The Chevy II may not have been as radical as the Corvair, but it broke new ground for Chevrolet in that it was a unibody design with a separate front subframe, bolt-on fenders and sheet metal. Two engines were offered – a 90 bhp, 153 cid OHV four and a 120 bhp, 194 cid OHV six. Both were available with a 3-speed manual gearbox, or a 2-speed Powerglide automatic.
The Chevy II was considered a big success, with 326,607 sold in the first year, and one third were the top level Nova model. Most Chevy II and Nova sales were six-cylinder models. A factory authorized dealer conversion package offered 283 cid or Corvette 327 cid V-8s. It made the Nova a lot more exciting, but was expensive.

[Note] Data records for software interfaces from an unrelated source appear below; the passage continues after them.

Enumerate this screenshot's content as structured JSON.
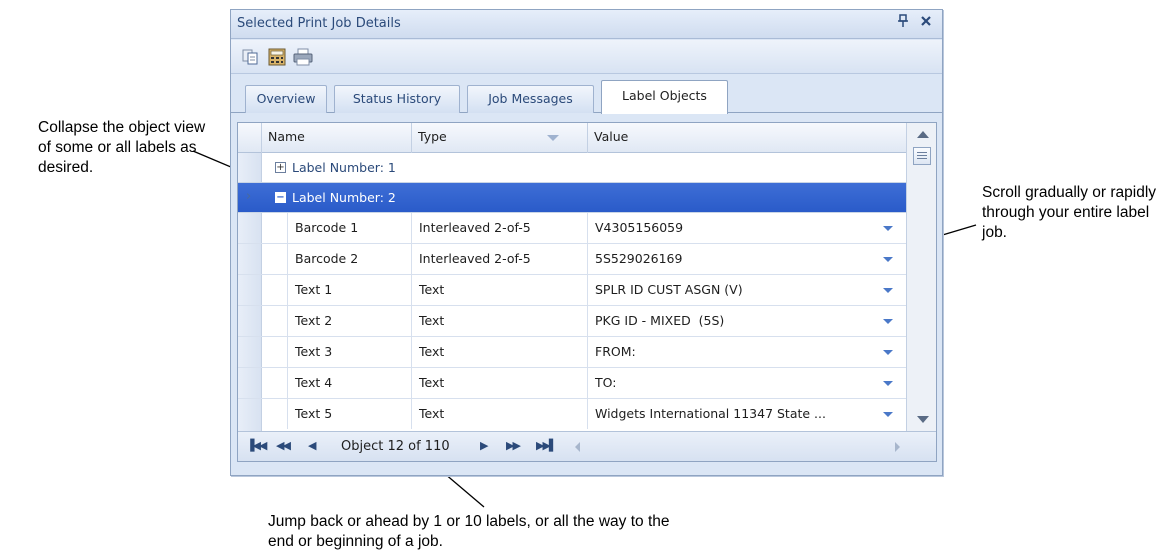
{
  "callouts": {
    "left": "Collapse the object view of some or all labels as desired.",
    "right": "Scroll gradually or rapidly through your entire label job.",
    "bottom": "Jump back or ahead by 1 or 10 labels, or all the way to the end or beginning of a job."
  },
  "window": {
    "title": "Selected Print Job Details",
    "pin_icon": "pin-icon",
    "close_icon": "close-icon"
  },
  "toolbar": {
    "buttons": [
      "copy-icon",
      "calculator-icon",
      "printer-icon"
    ]
  },
  "tabs": [
    {
      "label": "Overview",
      "active": false
    },
    {
      "label": "Status History",
      "active": false
    },
    {
      "label": "Job Messages",
      "active": false
    },
    {
      "label": "Label Objects",
      "active": true
    }
  ],
  "grid": {
    "columns": [
      "Name",
      "Type",
      "Value"
    ],
    "groups": [
      {
        "label": "Label Number: 1",
        "expanded": false,
        "expander": "+"
      },
      {
        "label": "Label Number: 2",
        "expanded": true,
        "expander": "−",
        "selected": true
      }
    ],
    "rows": [
      {
        "name": "Barcode 1",
        "type": "Interleaved 2-of-5",
        "value": "V4305156059"
      },
      {
        "name": "Barcode 2",
        "type": "Interleaved 2-of-5",
        "value": "5S529026169"
      },
      {
        "name": "Text 1",
        "type": "Text",
        "value": "SPLR ID CUST ASGN (V)"
      },
      {
        "name": "Text 2",
        "type": "Text",
        "value": "PKG ID - MIXED  (5S)"
      },
      {
        "name": "Text 3",
        "type": "Text",
        "value": "FROM:"
      },
      {
        "name": "Text 4",
        "type": "Text",
        "value": "TO:"
      },
      {
        "name": "Text 5",
        "type": "Text",
        "value": "Widgets International 11347 State ..."
      }
    ],
    "row_indicator": "›"
  },
  "navigator": {
    "first": "⏮",
    "prev10": "◀◀",
    "prev": "◀",
    "status": "Object 12 of 110",
    "next": "▶",
    "next10": "▶▶",
    "last": "⏭"
  },
  "colors": {
    "selection": "#2a5bc9",
    "panel_bg": "#dbe6f5",
    "title_text": "#2b4a7a"
  }
}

Other options included air-conditioning, Powerglide transmission, power brakes, power steering, Nova front bucket seats, wire wheel covers, Positraction axle, front seat belts, pushbutton radio, tinted glass, heavy duty clutch, heavy duty rear shocks, heavy duty springs, and heavy duty radiator.
Chevrolet offered 16 exterior colors for 1962, and 10 two-tones. They included Tuxedo Black, Surf Green, Laurel Green, Jewel Blue, Silver Blue, Nassau Blue, Twilight Turquoise, Twilight Blue, Autumn Gold, Roman Red, Corona Cream, Anniversary Gold, Ermine White, Adobe Beige, Satin Silver, Shadow Gray, and Honduras Maroon. Several two-tone color schemes were available as well, and color keyed interiors were a mix of cloth and vinyl.
Because the V-8 Super Sport option was dealer-installed it’s hard to know how many cars were converted – especially with a $1,400 penalty. Retro-fitting high-performance powertrains is relatively easy, so look for original dealer documentation before parting with your money.